[Page and application data records]
+ + + + + + +

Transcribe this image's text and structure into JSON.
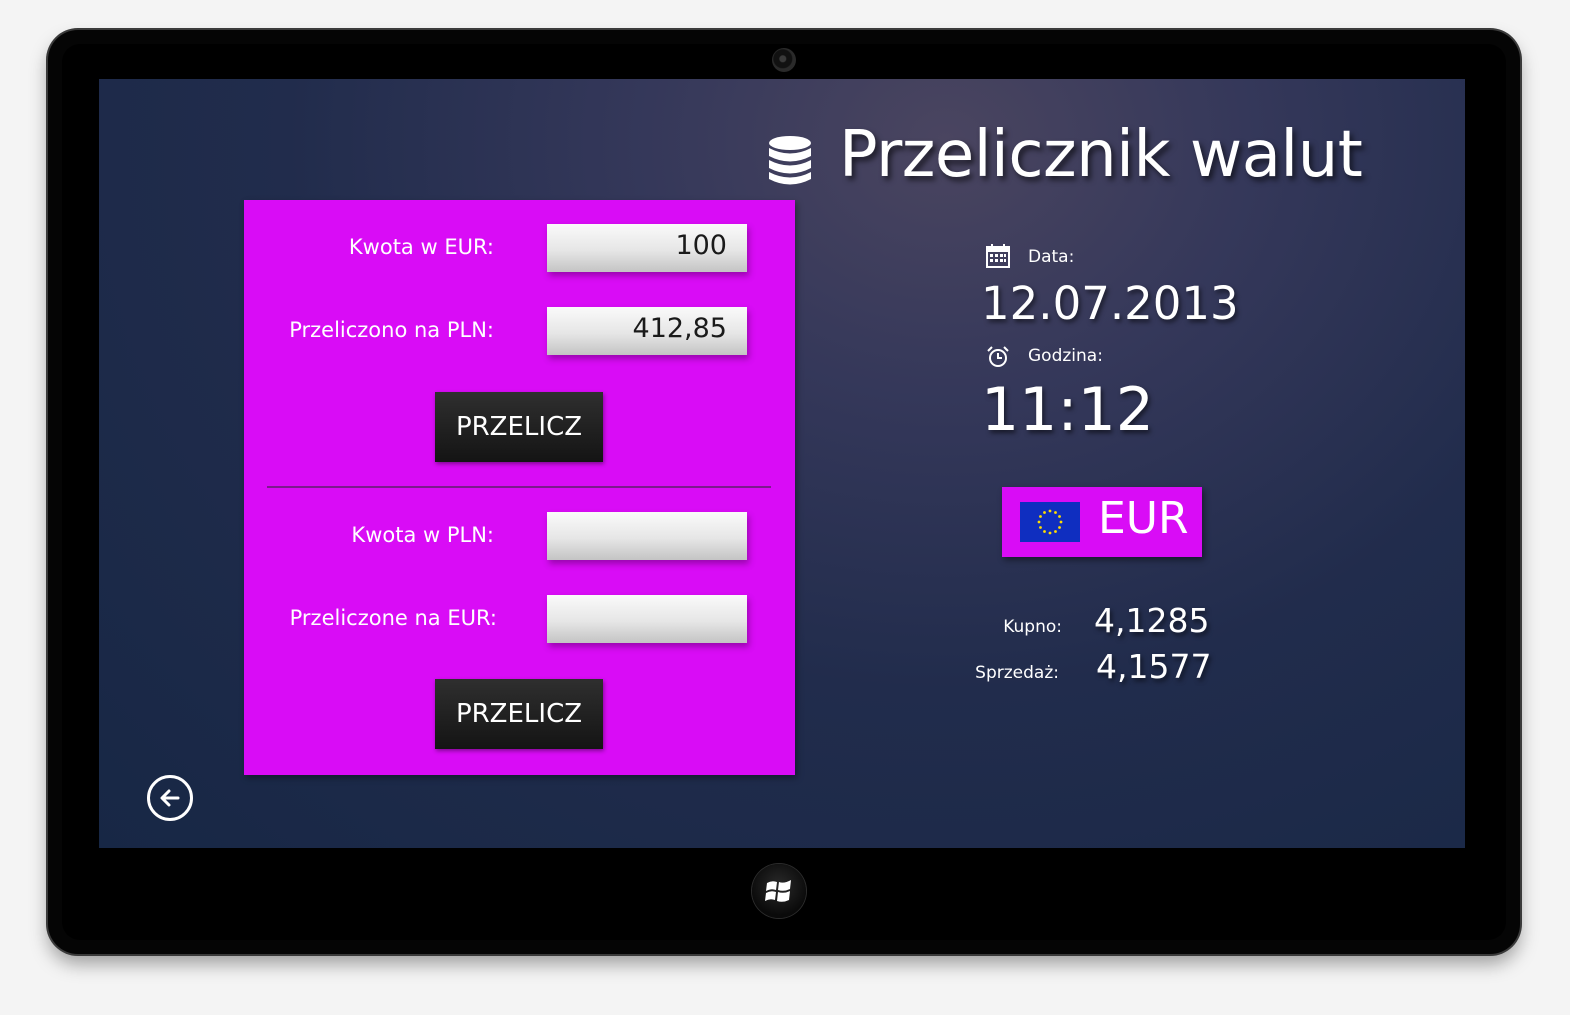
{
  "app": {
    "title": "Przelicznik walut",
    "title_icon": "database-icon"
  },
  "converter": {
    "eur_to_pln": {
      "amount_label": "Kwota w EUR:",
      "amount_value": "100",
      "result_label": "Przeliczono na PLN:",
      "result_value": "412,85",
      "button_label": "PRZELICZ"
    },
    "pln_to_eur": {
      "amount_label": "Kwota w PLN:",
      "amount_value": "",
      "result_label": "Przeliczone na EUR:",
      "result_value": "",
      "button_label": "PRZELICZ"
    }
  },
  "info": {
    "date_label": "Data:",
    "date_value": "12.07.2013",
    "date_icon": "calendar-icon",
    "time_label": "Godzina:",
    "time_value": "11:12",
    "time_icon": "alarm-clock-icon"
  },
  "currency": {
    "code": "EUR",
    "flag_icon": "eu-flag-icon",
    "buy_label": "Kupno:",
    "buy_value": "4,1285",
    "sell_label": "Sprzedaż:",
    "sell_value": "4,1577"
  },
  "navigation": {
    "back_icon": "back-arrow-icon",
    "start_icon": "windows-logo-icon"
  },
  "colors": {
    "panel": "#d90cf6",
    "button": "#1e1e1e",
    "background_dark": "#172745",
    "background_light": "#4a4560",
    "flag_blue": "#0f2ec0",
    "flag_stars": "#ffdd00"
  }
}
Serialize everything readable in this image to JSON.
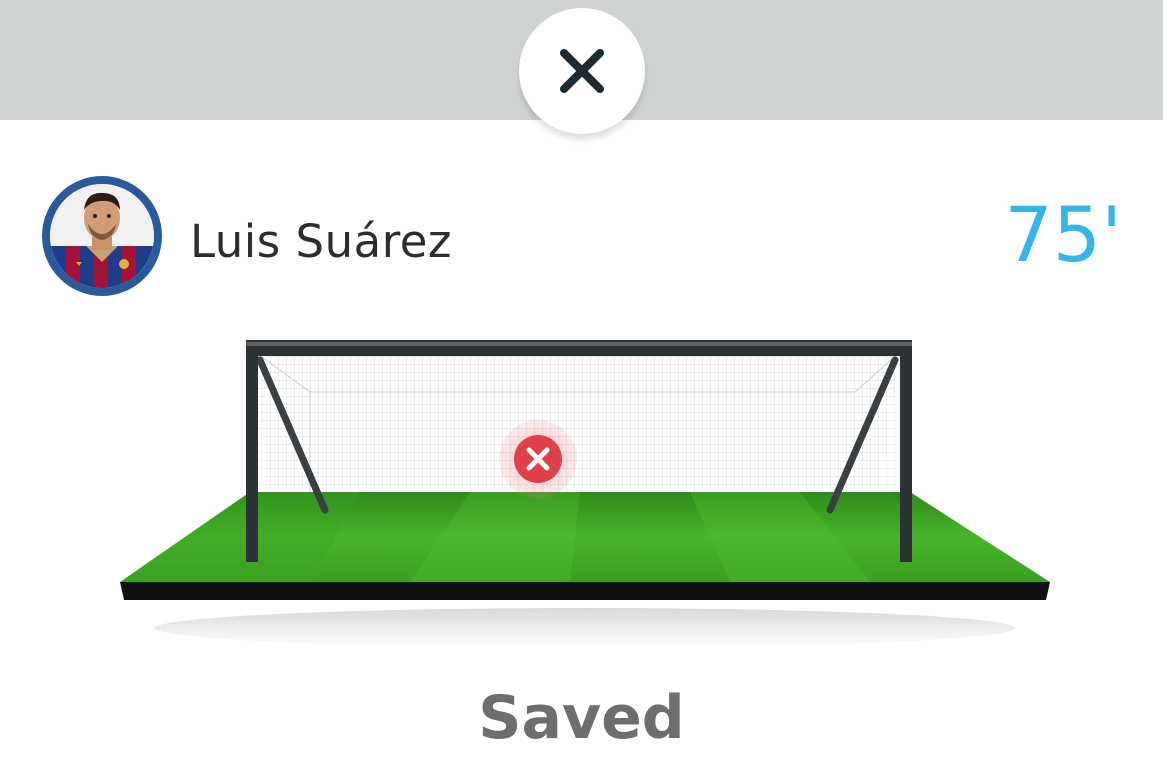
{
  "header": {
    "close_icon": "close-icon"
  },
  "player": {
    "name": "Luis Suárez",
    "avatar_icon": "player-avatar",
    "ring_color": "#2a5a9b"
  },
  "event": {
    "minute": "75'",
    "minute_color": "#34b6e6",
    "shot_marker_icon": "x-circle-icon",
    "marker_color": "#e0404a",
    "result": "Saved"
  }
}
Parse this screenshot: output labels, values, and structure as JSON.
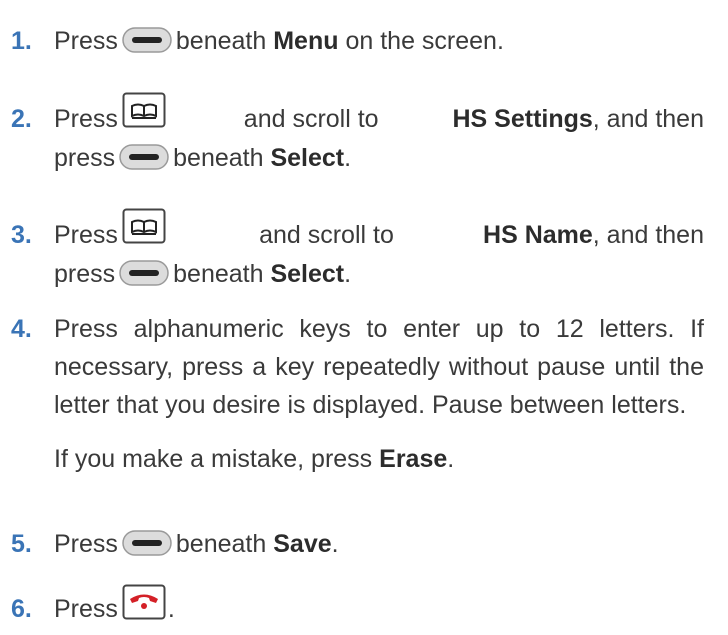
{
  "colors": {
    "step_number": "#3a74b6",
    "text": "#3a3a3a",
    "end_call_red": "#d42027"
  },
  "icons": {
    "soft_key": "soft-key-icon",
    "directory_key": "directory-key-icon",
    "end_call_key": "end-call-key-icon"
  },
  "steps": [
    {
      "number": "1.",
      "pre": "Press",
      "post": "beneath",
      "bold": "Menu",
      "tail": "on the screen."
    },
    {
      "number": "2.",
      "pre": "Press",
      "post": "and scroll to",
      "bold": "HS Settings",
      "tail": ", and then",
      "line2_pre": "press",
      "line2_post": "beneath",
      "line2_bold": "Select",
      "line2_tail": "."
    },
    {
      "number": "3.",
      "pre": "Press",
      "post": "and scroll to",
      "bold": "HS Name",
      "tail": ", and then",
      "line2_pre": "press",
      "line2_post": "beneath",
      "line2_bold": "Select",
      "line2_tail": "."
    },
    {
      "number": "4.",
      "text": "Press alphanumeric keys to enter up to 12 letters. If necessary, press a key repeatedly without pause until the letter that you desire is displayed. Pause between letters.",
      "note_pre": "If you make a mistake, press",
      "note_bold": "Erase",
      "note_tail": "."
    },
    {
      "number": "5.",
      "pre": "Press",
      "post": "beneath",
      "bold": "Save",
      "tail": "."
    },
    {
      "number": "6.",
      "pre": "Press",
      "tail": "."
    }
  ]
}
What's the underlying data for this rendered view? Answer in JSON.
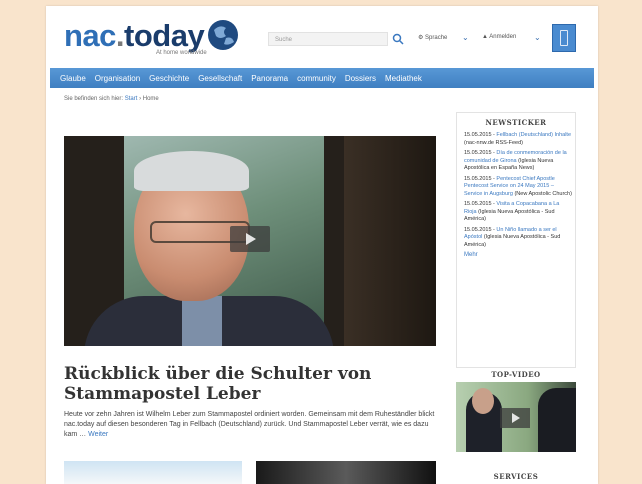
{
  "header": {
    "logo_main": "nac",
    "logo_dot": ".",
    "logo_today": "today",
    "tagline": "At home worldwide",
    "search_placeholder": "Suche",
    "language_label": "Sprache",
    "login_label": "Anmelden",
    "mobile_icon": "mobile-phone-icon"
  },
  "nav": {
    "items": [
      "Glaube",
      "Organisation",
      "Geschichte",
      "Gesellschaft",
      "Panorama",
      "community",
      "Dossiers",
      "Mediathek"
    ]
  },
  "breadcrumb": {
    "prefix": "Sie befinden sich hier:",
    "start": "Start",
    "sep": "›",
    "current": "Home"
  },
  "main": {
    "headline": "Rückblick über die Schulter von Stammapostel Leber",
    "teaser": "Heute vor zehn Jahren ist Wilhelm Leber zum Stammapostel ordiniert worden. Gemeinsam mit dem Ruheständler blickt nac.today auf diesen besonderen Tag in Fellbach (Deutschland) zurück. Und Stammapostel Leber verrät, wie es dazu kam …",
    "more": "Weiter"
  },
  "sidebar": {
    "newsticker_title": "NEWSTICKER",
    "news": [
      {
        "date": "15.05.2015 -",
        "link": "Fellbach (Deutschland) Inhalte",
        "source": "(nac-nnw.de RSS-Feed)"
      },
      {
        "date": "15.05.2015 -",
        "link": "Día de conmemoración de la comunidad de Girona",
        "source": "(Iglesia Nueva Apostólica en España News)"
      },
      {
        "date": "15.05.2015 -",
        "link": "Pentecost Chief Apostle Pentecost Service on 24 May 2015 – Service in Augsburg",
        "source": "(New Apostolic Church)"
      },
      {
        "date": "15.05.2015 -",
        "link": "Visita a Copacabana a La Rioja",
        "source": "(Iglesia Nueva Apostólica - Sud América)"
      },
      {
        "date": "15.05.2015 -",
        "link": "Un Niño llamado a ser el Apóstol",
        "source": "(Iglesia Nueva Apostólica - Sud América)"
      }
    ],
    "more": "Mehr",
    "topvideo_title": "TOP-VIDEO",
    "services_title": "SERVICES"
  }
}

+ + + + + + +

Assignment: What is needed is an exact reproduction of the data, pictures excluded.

Problem solution:
Transcribe this image's text and structure into JSON.
{
  "app": {
    "title": "Przelicznik walut",
    "title_icon": "database-icon"
  },
  "converter": {
    "eur_to_pln": {
      "amount_label": "Kwota w EUR:",
      "amount_value": "100",
      "result_label": "Przeliczono na PLN:",
      "result_value": "412,85",
      "button_label": "PRZELICZ"
    },
    "pln_to_eur": {
      "amount_label": "Kwota w PLN:",
      "amount_value": "",
      "result_label": "Przeliczone na EUR:",
      "result_value": "",
      "button_label": "PRZELICZ"
    }
  },
  "info": {
    "date_label": "Data:",
    "date_value": "12.07.2013",
    "date_icon": "calendar-icon",
    "time_label": "Godzina:",
    "time_value": "11:12",
    "time_icon": "alarm-clock-icon"
  },
  "currency": {
    "code": "EUR",
    "flag_icon": "eu-flag-icon",
    "buy_label": "Kupno:",
    "buy_value": "4,1285",
    "sell_label": "Sprzedaż:",
    "sell_value": "4,1577"
  },
  "navigation": {
    "back_icon": "back-arrow-icon",
    "start_icon": "windows-logo-icon"
  },
  "colors": {
    "panel": "#d90cf6",
    "button": "#1e1e1e",
    "background_dark": "#172745",
    "background_light": "#4a4560",
    "flag_blue": "#0f2ec0",
    "flag_stars": "#ffdd00"
  }
}
Serialize everything readable in this image to JSON.
{
  "header": {
    "close_icon": "close-icon"
  },
  "player": {
    "name": "Luis Suárez",
    "avatar_icon": "player-avatar",
    "ring_color": "#2a5a9b"
  },
  "event": {
    "minute": "75'",
    "minute_color": "#34b6e6",
    "shot_marker_icon": "x-circle-icon",
    "marker_color": "#e0404a",
    "result": "Saved"
  }
}
Parse this screenshot: output labels, values, and structure as JSON.
{
  "colors": {
    "step_number": "#3a74b6",
    "text": "#3a3a3a",
    "end_call_red": "#d42027"
  },
  "icons": {
    "soft_key": "soft-key-icon",
    "directory_key": "directory-key-icon",
    "end_call_key": "end-call-key-icon"
  },
  "steps": [
    {
      "number": "1.",
      "pre": "Press",
      "post": "beneath",
      "bold": "Menu",
      "tail": "on the screen."
    },
    {
      "number": "2.",
      "pre": "Press",
      "post": "and scroll to",
      "bold": "HS Settings",
      "tail": ", and then",
      "line2_pre": "press",
      "line2_post": "beneath",
      "line2_bold": "Select",
      "line2_tail": "."
    },
    {
      "number": "3.",
      "pre": "Press",
      "post": "and scroll to",
      "bold": "HS Name",
      "tail": ", and then",
      "line2_pre": "press",
      "line2_post": "beneath",
      "line2_bold": "Select",
      "line2_tail": "."
    },
    {
      "number": "4.",
      "text": "Press alphanumeric keys to enter up to 12 letters. If necessary, press a key repeatedly without pause until the letter that you desire is displayed. Pause between letters.",
      "note_pre": "If you make a mistake, press",
      "note_bold": "Erase",
      "note_tail": "."
    },
    {
      "number": "5.",
      "pre": "Press",
      "post": "beneath",
      "bold": "Save",
      "tail": "."
    },
    {
      "number": "6.",
      "pre": "Press",
      "tail": "."
    }
  ]
}
What's the underlying data for this rendered view? Answer in JSON.
{
  "header": {
    "logo_main": "nac",
    "logo_dot": ".",
    "logo_today": "today",
    "tagline": "At home worldwide",
    "search_placeholder": "Suche",
    "language_label": "Sprache",
    "login_label": "Anmelden",
    "mobile_icon": "mobile-phone-icon"
  },
  "nav": {
    "items": [
      "Glaube",
      "Organisation",
      "Geschichte",
      "Gesellschaft",
      "Panorama",
      "community",
      "Dossiers",
      "Mediathek"
    ]
  },
  "breadcrumb": {
    "prefix": "Sie befinden sich hier:",
    "start": "Start",
    "sep": "›",
    "current": "Home"
  },
  "main": {
    "headline": "Rückblick über die Schulter von Stammapostel Leber",
    "teaser": "Heute vor zehn Jahren ist Wilhelm Leber zum Stammapostel ordiniert worden. Gemeinsam mit dem Ruheständler blickt nac.today auf diesen besonderen Tag in Fellbach (Deutschland) zurück. Und Stammapostel Leber verrät, wie es dazu kam …",
    "more": "Weiter"
  },
  "sidebar": {
    "newsticker_title": "NEWSTICKER",
    "news": [
      {
        "date": "15.05.2015 -",
        "link": "Fellbach (Deutschland) Inhalte",
        "source": "(nac-nnw.de RSS-Feed)"
      },
      {
        "date": "15.05.2015 -",
        "link": "Día de conmemoración de la comunidad de Girona",
        "source": "(Iglesia Nueva Apostólica en España News)"
      },
      {
        "date": "15.05.2015 -",
        "link": "Pentecost Chief Apostle Pentecost Service on 24 May 2015 – Service in Augsburg",
        "source": "(New Apostolic Church)"
      },
      {
        "date": "15.05.2015 -",
        "link": "Visita a Copacabana a La Rioja",
        "source": "(Iglesia Nueva Apostólica - Sud América)"
      },
      {
        "date": "15.05.2015 -",
        "link": "Un Niño llamado a ser el Apóstol",
        "source": "(Iglesia Nueva Apostólica - Sud América)"
      }
    ],
    "more": "Mehr",
    "topvideo_title": "TOP-VIDEO",
    "services_title": "SERVICES"
  }
}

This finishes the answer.